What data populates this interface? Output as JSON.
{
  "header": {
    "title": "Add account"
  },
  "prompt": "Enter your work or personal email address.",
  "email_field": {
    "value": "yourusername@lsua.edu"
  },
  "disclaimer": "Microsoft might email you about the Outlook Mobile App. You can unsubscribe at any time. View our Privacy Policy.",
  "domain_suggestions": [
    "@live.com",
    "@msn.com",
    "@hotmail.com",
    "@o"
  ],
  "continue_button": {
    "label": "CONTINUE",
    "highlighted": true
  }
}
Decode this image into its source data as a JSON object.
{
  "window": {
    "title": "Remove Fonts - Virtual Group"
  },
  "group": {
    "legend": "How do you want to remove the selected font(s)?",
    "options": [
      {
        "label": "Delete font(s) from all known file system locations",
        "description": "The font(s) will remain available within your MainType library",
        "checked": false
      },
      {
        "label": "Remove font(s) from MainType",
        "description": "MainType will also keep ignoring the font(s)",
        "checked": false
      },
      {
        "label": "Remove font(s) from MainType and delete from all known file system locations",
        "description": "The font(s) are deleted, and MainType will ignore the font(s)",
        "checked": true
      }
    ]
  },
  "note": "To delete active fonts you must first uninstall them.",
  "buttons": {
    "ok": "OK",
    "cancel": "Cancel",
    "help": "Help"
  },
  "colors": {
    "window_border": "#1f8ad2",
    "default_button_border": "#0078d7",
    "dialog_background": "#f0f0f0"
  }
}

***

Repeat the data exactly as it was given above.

What data populates this interface? Output as JSON.
{
  "header": {
    "title": "Add account"
  },
  "prompt": "Enter your work or personal email address.",
  "email_field": {
    "value": "yourusername@lsua.edu"
  },
  "disclaimer": "Microsoft might email you about the Outlook Mobile App. You can unsubscribe at any time. View our Privacy Policy.",
  "domain_suggestions": [
    "@live.com",
    "@msn.com",
    "@hotmail.com",
    "@o"
  ],
  "continue_button": {
    "label": "CONTINUE",
    "highlighted": true
  }
}
Decode this image into its source data as a JSON object.
{
  "window": {
    "title": "Remove Fonts - Virtual Group"
  },
  "group": {
    "legend": "How do you want to remove the selected font(s)?",
    "options": [
      {
        "label": "Delete font(s) from all known file system locations",
        "description": "The font(s) will remain available within your MainType library",
        "checked": false
      },
      {
        "label": "Remove font(s) from MainType",
        "description": "MainType will also keep ignoring the font(s)",
        "checked": false
      },
      {
        "label": "Remove font(s) from MainType and delete from all known file system locations",
        "description": "The font(s) are deleted, and MainType will ignore the font(s)",
        "checked": true
      }
    ]
  },
  "note": "To delete active fonts you must first uninstall them.",
  "buttons": {
    "ok": "OK",
    "cancel": "Cancel",
    "help": "Help"
  },
  "colors": {
    "window_border": "#1f8ad2",
    "default_button_border": "#0078d7",
    "dialog_background": "#f0f0f0"
  }
}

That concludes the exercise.